== Segment start ==
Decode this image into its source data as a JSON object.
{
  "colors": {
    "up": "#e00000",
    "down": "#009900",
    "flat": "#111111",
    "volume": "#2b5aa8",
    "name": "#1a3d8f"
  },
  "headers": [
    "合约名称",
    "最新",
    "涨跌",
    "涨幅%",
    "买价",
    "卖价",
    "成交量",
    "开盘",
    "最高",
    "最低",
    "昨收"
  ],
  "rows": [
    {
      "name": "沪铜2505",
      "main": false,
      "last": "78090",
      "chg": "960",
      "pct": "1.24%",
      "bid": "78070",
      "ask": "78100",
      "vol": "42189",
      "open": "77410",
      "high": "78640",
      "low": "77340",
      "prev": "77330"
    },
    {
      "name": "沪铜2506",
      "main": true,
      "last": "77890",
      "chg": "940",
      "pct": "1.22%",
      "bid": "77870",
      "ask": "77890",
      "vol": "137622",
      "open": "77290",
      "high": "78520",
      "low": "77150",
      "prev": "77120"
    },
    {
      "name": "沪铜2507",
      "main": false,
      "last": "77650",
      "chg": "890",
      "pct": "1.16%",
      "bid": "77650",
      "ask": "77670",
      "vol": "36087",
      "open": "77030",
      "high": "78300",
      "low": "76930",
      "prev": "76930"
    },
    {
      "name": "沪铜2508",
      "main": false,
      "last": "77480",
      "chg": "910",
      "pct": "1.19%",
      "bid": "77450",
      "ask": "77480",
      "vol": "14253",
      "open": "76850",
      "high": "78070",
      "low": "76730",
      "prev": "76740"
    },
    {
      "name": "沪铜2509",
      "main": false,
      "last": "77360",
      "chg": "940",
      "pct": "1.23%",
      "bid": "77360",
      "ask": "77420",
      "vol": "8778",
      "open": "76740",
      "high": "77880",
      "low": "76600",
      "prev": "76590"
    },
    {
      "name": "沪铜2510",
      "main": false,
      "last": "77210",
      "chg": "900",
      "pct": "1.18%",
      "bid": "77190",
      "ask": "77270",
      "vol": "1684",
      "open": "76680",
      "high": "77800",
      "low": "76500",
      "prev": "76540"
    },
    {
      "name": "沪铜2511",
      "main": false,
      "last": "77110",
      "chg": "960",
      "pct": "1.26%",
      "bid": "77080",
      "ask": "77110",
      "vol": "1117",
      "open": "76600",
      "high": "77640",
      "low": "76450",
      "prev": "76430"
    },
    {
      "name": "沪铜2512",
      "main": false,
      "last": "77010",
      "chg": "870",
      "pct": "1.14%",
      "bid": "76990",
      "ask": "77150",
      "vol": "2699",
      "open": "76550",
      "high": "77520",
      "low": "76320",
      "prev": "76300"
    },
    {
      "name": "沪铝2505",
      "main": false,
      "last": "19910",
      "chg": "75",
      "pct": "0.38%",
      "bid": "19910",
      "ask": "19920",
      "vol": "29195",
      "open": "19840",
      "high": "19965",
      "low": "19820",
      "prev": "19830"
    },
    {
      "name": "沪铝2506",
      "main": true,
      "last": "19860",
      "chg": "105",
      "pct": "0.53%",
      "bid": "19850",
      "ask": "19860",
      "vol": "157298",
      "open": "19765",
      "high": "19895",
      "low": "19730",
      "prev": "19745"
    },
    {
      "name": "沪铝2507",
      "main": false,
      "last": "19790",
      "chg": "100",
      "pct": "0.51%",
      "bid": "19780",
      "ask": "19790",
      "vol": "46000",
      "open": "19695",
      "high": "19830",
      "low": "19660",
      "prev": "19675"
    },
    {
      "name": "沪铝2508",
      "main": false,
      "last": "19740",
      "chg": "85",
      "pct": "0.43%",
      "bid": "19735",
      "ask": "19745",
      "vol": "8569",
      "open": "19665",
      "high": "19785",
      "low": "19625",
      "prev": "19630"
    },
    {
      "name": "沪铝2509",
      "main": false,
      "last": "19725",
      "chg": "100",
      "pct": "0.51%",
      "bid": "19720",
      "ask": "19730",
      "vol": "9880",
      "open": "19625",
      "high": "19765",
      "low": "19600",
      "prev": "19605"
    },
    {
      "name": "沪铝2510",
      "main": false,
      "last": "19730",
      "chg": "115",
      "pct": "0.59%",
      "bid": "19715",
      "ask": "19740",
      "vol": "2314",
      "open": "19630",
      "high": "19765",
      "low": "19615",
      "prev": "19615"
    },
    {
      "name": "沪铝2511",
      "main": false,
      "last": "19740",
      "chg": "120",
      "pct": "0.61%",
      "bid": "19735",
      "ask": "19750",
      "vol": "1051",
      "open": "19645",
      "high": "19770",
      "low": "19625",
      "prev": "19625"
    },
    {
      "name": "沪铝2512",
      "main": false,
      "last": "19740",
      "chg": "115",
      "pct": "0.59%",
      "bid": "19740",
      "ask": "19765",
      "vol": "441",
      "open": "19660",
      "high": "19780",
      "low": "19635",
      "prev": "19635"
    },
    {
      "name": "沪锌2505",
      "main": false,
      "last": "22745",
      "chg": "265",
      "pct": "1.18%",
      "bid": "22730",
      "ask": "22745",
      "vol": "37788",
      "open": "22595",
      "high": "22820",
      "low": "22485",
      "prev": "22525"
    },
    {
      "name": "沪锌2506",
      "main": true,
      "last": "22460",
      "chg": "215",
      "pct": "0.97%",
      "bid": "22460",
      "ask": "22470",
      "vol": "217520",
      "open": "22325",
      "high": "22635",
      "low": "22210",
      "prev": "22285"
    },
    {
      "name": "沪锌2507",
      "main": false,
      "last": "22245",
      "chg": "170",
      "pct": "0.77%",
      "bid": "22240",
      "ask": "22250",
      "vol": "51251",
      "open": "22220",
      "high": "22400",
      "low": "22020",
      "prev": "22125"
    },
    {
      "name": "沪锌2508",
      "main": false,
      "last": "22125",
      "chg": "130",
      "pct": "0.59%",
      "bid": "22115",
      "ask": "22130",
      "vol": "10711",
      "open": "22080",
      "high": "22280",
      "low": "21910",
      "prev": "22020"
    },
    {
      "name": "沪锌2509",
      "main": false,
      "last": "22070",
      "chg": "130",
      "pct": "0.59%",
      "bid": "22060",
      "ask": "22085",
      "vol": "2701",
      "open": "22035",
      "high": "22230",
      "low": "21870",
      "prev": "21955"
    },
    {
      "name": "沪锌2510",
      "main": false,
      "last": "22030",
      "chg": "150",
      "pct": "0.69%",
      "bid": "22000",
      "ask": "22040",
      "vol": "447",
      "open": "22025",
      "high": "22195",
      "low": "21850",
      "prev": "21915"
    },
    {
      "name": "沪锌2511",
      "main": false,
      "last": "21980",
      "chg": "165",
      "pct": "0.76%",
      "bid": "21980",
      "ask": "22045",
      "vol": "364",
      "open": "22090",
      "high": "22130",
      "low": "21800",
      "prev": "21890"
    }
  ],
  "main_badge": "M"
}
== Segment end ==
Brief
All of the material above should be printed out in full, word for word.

Solution to this problem
Decode this image into its source data as a JSON object.
{
  "colors": {
    "up": "#e00000",
    "down": "#009900",
    "flat": "#111111",
    "volume": "#2b5aa8",
    "name": "#1a3d8f"
  },
  "headers": [
    "合约名称",
    "最新",
    "涨跌",
    "涨幅%",
    "买价",
    "卖价",
    "成交量",
    "开盘",
    "最高",
    "最低",
    "昨收"
  ],
  "rows": [
    {
      "name": "沪铜2505",
      "main": false,
      "last": "78090",
      "chg": "960",
      "pct": "1.24%",
      "bid": "78070",
      "ask": "78100",
      "vol": "42189",
      "open": "77410",
      "high": "78640",
      "low": "77340",
      "prev": "77330"
    },
    {
      "name": "沪铜2506",
      "main": true,
      "last": "77890",
      "chg": "940",
      "pct": "1.22%",
      "bid": "77870",
      "ask": "77890",
      "vol": "137622",
      "open": "77290",
      "high": "78520",
      "low": "77150",
      "prev": "77120"
    },
    {
      "name": "沪铜2507",
      "main": false,
      "last": "77650",
      "chg": "890",
      "pct": "1.16%",
      "bid": "77650",
      "ask": "77670",
      "vol": "36087",
      "open": "77030",
      "high": "78300",
      "low": "76930",
      "prev": "76930"
    },
    {
      "name": "沪铜2508",
      "main": false,
      "last": "77480",
      "chg": "910",
      "pct": "1.19%",
      "bid": "77450",
      "ask": "77480",
      "vol": "14253",
      "open": "76850",
      "high": "78070",
      "low": "76730",
      "prev": "76740"
    },
    {
      "name": "沪铜2509",
      "main": false,
      "last": "77360",
      "chg": "940",
      "pct": "1.23%",
      "bid": "77360",
      "ask": "77420",
      "vol": "8778",
      "open": "76740",
      "high": "77880",
      "low": "76600",
      "prev": "76590"
    },
    {
      "name": "沪铜2510",
      "main": false,
      "last": "77210",
      "chg": "900",
      "pct": "1.18%",
      "bid": "77190",
      "ask": "77270",
      "vol": "1684",
      "open": "76680",
      "high": "77800",
      "low": "76500",
      "prev": "76540"
    },
    {
      "name": "沪铜2511",
      "main": false,
      "last": "77110",
      "chg": "960",
      "pct": "1.26%",
      "bid": "77080",
      "ask": "77110",
      "vol": "1117",
      "open": "76600",
      "high": "77640",
      "low": "76450",
      "prev": "76430"
    },
    {
      "name": "沪铜2512",
      "main": false,
      "last": "77010",
      "chg": "870",
      "pct": "1.14%",
      "bid": "76990",
      "ask": "77150",
      "vol": "2699",
      "open": "76550",
      "high": "77520",
      "low": "76320",
      "prev": "76300"
    },
    {
      "name": "沪铝2505",
      "main": false,
      "last": "19910",
      "chg": "75",
      "pct": "0.38%",
      "bid": "19910",
      "ask": "19920",
      "vol": "29195",
      "open": "19840",
      "high": "19965",
      "low": "19820",
      "prev": "19830"
    },
    {
      "name": "沪铝2506",
      "main": true,
      "last": "19860",
      "chg": "105",
      "pct": "0.53%",
      "bid": "19850",
      "ask": "19860",
      "vol": "157298",
      "open": "19765",
      "high": "19895",
      "low": "19730",
      "prev": "19745"
    },
    {
      "name": "沪铝2507",
      "main": false,
      "last": "19790",
      "chg": "100",
      "pct": "0.51%",
      "bid": "19780",
      "ask": "19790",
      "vol": "46000",
      "open": "19695",
      "high": "19830",
      "low": "19660",
      "prev": "19675"
    },
    {
      "name": "沪铝2508",
      "main": false,
      "last": "19740",
      "chg": "85",
      "pct": "0.43%",
      "bid": "19735",
      "ask": "19745",
      "vol": "8569",
      "open": "19665",
      "high": "19785",
      "low": "19625",
      "prev": "19630"
    },
    {
      "name": "沪铝2509",
      "main": false,
      "last": "19725",
      "chg": "100",
      "pct": "0.51%",
      "bid": "19720",
      "ask": "19730",
      "vol": "9880",
      "open": "19625",
      "high": "19765",
      "low": "19600",
      "prev": "19605"
    },
    {
      "name": "沪铝2510",
      "main": false,
      "last": "19730",
      "chg": "115",
      "pct": "0.59%",
      "bid": "19715",
      "ask": "19740",
      "vol": "2314",
      "open": "19630",
      "high": "19765",
      "low": "19615",
      "prev": "19615"
    },
    {
      "name": "沪铝2511",
      "main": false,
      "last": "19740",
      "chg": "120",
      "pct": "0.61%",
      "bid": "19735",
      "ask": "19750",
      "vol": "1051",
      "open": "19645",
      "high": "19770",
      "low": "19625",
      "prev": "19625"
    },
    {
      "name": "沪铝2512",
      "main": false,
      "last": "19740",
      "chg": "115",
      "pct": "0.59%",
      "bid": "19740",
      "ask": "19765",
      "vol": "441",
      "open": "19660",
      "high": "19780",
      "low": "19635",
      "prev": "19635"
    },
    {
      "name": "沪锌2505",
      "main": false,
      "last": "22745",
      "chg": "265",
      "pct": "1.18%",
      "bid": "22730",
      "ask": "22745",
      "vol": "37788",
      "open": "22595",
      "high": "22820",
      "low": "22485",
      "prev": "22525"
    },
    {
      "name": "沪锌2506",
      "main": true,
      "last": "22460",
      "chg": "215",
      "pct": "0.97%",
      "bid": "22460",
      "ask": "22470",
      "vol": "217520",
      "open": "22325",
      "high": "22635",
      "low": "22210",
      "prev": "22285"
    },
    {
      "name": "沪锌2507",
      "main": false,
      "last": "22245",
      "chg": "170",
      "pct": "0.77%",
      "bid": "22240",
      "ask": "22250",
      "vol": "51251",
      "open": "22220",
      "high": "22400",
      "low": "22020",
      "prev": "22125"
    },
    {
      "name": "沪锌2508",
      "main": false,
      "last": "22125",
      "chg": "130",
      "pct": "0.59%",
      "bid": "22115",
      "ask": "22130",
      "vol": "10711",
      "open": "22080",
      "high": "22280",
      "low": "21910",
      "prev": "22020"
    },
    {
      "name": "沪锌2509",
      "main": false,
      "last": "22070",
      "chg": "130",
      "pct": "0.59%",
      "bid": "22060",
      "ask": "22085",
      "vol": "2701",
      "open": "22035",
      "high": "22230",
      "low": "21870",
      "prev": "21955"
    },
    {
      "name": "沪锌2510",
      "main": false,
      "last": "22030",
      "chg": "150",
      "pct": "0.69%",
      "bid": "22000",
      "ask": "22040",
      "vol": "447",
      "open": "22025",
      "high": "22195",
      "low": "21850",
      "prev": "21915"
    },
    {
      "name": "沪锌2511",
      "main": false,
      "last": "21980",
      "chg": "165",
      "pct": "0.76%",
      "bid": "21980",
      "ask": "22045",
      "vol": "364",
      "open": "22090",
      "high": "22130",
      "low": "21800",
      "prev": "21890"
    }
  ],
  "main_badge": "M"
}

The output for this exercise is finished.